The U.S. Military Is Bioengineering Plants to Be Spies
Watch out for that unfamiliar shrub.
The U.S. military is always looking for newer, better, stealthier spies. Its newest recruits in covert missions? Bioengineered plants.
The U.S. Defense Advanced Research Projects Agency announced last month that it has launched the Advanced Plant Technologies program, a “synthetic biology” project that uses actual foliage as surveillance agents. The new program would genetically alter plants’ genetic code to sense and react to predetermined triggers and bioweapons. “DARPA’s vision for APT is to harness plants’ natural mechanisms for sensing and responding to environmental stimuli,” the agency notes in a press release, “and extend them to detect the presence of certain chemicals, pathogens, radiation, and even electromagnetic signals.”
“Plants are highly attuned to their environments and naturally manifest physiological responses to basic stimuli such as light and temperature, but also in some cases to touch, chemicals, pests, and pathogens,” APT program manager Blake Bextine said in a statement. “Emerging molecular and modeling techniques may make it possible to reprogram these detection and reporting capabilities for a wide range of stimuli, which would not only open up new intelligence streams, but also reduce the personnel risks and costs associated with traditional sensors.”

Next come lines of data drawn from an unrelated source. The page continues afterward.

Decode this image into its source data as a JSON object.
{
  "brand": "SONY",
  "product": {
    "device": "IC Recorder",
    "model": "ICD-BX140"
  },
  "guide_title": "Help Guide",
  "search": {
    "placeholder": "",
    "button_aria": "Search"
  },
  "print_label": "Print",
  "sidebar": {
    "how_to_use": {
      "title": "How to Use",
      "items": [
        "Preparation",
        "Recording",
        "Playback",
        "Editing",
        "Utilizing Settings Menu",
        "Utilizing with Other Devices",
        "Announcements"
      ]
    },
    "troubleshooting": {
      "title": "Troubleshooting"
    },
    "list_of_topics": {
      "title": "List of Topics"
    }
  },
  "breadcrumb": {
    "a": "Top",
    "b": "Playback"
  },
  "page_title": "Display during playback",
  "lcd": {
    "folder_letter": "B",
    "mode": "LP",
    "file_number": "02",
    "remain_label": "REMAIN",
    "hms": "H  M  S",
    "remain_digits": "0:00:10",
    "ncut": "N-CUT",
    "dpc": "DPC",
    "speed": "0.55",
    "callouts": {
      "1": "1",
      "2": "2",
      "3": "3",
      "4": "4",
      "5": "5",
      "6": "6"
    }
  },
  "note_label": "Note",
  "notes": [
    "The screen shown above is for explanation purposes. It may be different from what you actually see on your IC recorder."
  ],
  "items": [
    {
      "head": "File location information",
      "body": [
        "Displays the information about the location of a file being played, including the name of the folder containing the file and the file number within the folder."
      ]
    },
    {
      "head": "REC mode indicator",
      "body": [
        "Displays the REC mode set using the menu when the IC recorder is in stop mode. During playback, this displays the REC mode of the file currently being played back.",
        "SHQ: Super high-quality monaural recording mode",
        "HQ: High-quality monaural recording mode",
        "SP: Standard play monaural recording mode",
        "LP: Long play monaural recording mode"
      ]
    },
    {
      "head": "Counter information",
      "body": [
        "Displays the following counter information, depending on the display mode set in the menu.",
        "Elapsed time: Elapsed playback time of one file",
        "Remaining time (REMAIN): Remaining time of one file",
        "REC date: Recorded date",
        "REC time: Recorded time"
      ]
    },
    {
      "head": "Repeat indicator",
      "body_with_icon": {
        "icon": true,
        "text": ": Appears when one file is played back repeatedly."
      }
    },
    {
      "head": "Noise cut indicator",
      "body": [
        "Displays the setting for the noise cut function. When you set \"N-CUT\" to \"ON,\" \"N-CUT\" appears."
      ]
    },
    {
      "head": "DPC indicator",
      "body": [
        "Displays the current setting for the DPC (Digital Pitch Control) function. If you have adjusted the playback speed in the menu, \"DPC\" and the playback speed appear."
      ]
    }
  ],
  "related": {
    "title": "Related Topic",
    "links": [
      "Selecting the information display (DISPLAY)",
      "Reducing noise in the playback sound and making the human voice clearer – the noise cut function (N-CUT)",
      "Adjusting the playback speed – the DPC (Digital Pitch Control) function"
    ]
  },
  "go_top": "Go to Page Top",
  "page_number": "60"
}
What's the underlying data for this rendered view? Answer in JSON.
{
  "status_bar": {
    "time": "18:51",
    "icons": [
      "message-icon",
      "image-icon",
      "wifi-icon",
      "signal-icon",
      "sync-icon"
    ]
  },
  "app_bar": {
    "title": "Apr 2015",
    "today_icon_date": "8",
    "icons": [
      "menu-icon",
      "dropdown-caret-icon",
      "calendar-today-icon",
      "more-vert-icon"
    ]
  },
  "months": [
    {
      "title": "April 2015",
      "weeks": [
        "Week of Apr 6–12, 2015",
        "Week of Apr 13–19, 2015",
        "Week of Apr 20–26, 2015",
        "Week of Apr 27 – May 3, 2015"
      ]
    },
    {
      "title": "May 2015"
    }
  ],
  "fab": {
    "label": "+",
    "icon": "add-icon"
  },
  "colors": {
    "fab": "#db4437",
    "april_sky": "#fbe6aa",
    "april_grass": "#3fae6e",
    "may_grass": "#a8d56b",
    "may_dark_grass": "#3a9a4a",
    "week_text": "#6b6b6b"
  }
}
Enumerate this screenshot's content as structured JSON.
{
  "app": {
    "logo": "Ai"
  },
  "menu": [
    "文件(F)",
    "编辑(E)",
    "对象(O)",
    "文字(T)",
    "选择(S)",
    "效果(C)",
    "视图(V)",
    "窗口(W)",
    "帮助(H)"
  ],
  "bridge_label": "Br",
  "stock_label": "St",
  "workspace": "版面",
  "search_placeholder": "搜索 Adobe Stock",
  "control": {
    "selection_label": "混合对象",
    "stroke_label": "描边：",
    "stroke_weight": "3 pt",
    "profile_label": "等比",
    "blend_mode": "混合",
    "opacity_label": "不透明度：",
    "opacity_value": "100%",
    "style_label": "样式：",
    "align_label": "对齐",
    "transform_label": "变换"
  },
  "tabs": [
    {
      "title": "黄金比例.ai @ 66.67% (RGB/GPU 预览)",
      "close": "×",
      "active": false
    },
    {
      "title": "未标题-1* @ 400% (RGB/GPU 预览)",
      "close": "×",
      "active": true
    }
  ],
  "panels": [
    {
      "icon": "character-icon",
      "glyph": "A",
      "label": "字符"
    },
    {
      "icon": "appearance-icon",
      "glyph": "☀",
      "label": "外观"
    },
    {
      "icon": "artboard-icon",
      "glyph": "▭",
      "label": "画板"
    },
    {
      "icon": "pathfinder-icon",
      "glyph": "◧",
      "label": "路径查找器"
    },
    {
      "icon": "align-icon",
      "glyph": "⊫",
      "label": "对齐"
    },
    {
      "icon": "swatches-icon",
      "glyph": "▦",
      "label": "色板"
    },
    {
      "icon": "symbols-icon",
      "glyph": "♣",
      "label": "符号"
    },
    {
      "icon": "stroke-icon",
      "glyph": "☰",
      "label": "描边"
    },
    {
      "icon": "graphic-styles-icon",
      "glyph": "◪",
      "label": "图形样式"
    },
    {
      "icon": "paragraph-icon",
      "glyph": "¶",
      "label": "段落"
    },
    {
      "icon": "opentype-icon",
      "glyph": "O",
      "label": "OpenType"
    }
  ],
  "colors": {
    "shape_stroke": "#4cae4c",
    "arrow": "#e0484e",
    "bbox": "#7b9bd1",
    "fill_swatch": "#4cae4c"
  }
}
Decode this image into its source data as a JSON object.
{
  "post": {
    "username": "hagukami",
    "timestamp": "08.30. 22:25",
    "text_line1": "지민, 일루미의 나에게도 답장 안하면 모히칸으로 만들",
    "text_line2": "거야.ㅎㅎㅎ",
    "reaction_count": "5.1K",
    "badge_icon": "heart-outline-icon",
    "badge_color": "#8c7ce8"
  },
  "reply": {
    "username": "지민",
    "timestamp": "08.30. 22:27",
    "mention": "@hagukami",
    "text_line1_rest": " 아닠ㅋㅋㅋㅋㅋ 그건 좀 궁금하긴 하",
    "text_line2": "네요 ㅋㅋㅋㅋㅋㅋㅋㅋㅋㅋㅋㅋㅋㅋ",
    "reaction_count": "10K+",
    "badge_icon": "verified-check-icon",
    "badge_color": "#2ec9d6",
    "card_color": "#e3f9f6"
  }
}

Under this new initiative, plants are being enlisted as “the next generation of intelligence gatherers.” The agency reports it already has the “ground-, air- and space-based technology to remotely monitor... plants’ temperature, chemical composition, reflectance, and body plan, among other qualities.” The resulting plants can therefore be carefully observed, and any changes will serve to immediately alert federal authorities when particular stimuli are present. Beyond U.S. military use, the agency suggests that the technology could be used to find, and ultimately clear, long-buried landmines and other unexploded ordnance.
This isn’t the first time greenery has been tasked with security duties. Last year, researchers at MIT announced they had “transformed spinach plants into sensors that can detect explosives and wirelessly relay that information to a handheld device similar to a smartphone.” Colorado State University biologist June Medford has developed plants that change colors to warn of airborne pollutants, toxins and explosives. Another DARPA project Medford leads aims to someday replace airport security checkpoints with gardens full of genetically manipulated plants that can detect drugs and bombs.
Plants are complex entities, and futzing with their basic biology to create trained surveillance and security agents is painstaking work. DARPA’s similar previous experiments haven’t gone well because gene edits “reduced the fitness of modified plants by siphoning resources needed to sustain the plants.” A key component of the APT program will be determining how to fix that, so plants actually live and thrive after they’ve been tinkered with. The agency plans to “improve how plants collect and distribute resources, and optimize their fitness” so that the engineered plants it uses can flourish despite dealing with “natural stressors such as microbes, animals, insects, and other plants.”
DARPA’s expressed intent with the ATP project sounds efficient and even fascinating. But every new tool in the government’s surveillance toolkit elicits some concern about mission creep: the tendency for military efforts to grow beyond their initially identified scope. What else could plants that are genetically engineered to identify and rat people out do? In a decade, how wary will you have to be of the vine growing along your window shutter? It may sound paranoid, but history shows us that mission creep is very real. The agency promises to “adhere to all applicable federal regulations with additional oversight from institutional biosafety committees.”
That means, at least for now, all plants remain innocent and trustworthy.
Kali Holloway is a senior writer and the associate editor of media and culture at AlterNet.